Component data from apps and pages
· · · ·
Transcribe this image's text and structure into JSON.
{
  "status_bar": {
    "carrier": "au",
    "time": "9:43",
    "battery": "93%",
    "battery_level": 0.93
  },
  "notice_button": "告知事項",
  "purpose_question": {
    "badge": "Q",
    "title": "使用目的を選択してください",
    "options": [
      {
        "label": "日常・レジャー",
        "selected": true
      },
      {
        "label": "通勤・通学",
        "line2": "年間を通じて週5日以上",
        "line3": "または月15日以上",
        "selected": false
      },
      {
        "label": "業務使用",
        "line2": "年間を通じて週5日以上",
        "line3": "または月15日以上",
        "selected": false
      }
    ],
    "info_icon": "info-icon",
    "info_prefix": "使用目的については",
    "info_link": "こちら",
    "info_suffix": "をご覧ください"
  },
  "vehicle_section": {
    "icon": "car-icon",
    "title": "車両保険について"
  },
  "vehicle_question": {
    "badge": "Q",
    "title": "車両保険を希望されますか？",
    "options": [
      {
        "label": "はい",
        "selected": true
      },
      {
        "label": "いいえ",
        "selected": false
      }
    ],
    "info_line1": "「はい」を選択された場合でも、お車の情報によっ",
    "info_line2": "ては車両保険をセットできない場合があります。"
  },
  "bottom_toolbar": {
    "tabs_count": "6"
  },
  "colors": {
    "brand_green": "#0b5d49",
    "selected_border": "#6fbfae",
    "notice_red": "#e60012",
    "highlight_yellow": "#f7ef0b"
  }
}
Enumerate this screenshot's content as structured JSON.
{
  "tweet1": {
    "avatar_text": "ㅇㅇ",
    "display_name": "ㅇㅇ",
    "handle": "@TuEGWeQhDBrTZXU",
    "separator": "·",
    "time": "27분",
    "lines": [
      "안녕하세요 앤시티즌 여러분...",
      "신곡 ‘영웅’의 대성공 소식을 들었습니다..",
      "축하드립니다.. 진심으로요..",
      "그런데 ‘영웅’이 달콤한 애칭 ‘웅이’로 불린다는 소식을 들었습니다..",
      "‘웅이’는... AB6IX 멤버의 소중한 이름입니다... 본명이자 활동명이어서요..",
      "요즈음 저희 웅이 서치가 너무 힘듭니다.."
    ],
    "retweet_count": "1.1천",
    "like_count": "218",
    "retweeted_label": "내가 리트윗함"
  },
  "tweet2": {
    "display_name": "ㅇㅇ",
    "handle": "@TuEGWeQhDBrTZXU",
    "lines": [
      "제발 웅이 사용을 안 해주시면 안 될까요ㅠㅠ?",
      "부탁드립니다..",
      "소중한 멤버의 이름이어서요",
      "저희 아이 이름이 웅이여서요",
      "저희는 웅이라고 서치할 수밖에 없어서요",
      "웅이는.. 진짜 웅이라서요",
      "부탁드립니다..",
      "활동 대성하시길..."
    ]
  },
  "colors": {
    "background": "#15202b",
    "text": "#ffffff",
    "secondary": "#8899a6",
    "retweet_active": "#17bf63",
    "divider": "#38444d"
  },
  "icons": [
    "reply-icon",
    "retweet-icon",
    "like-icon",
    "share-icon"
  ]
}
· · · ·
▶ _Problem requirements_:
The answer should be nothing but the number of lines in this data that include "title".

▶ _Your response_:
3